The Women's Sports Foundation released a new report today about youth sports, examining participation rates and trends across class, race, and geographic regions. Nationally, boys participate in youth sports at higher rates than girls. However, this gap is widest in urban, immigrant, and nonwhite communities. Though Title IX does not directly govern youth sports opportunities outside the context of schools, the statute's affect on culture has created a wide range of opportunities for girls. But, the report's lead author, Professor Don Sabo told the New York Times, "Title IX has left a favorable footprint on the soil of suburban communities...[but] it has yet to produce any semblance of equity within urban communities throughout the United States.”
The report also documents the benefits of youth sports participation on children’s general health and body esteem, healthy weight, popularity, quality of life and educational achievement. It also finds a positive correlation between children's participation in youth sports and strong families because it encourages intrafamily communication and time spent together.

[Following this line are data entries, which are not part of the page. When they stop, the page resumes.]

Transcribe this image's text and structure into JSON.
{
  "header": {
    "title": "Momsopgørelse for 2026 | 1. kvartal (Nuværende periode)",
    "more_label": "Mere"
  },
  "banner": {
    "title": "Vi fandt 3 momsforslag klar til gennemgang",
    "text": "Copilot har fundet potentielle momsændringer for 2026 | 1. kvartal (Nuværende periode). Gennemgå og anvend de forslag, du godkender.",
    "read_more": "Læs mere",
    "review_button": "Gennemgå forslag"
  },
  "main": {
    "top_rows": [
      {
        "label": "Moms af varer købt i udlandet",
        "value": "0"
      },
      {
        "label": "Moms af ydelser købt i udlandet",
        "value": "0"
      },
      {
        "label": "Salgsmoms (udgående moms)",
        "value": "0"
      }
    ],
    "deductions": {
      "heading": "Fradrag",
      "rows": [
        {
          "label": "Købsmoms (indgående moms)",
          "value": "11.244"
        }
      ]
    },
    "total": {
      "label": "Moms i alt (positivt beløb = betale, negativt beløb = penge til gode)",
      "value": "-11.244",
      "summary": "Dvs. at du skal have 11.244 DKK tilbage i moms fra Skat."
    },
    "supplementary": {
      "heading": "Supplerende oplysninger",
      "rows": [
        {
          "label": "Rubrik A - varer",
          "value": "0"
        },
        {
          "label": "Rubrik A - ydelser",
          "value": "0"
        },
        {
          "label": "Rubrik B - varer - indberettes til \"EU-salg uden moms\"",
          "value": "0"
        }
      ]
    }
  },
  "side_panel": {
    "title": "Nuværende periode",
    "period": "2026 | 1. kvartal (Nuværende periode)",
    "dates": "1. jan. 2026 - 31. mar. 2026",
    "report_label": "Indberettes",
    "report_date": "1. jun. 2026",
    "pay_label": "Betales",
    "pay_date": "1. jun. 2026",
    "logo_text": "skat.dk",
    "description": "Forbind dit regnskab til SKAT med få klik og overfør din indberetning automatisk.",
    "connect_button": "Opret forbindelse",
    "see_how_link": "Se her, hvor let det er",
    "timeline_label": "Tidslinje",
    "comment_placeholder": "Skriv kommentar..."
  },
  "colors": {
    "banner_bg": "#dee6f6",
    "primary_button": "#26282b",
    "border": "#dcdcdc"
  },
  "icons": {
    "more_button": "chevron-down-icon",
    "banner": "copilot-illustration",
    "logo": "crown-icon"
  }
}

In light of the social significance and benefits of youth sport participation, the WSF argues that policymakers should address the gender gap, especially in urban and minority communities. Schools, community organizations, churches and other nonprofits should be encouraged and supported in their efforts to provide more "girl-centered sports and exercise programs that emphasize 'fun and friendships'" that are likely to attract girls of elementary school age. It is also important to lower the barriers to entry to middle school sports, as the increasingly competitive nature of sports deters girls who have not played before.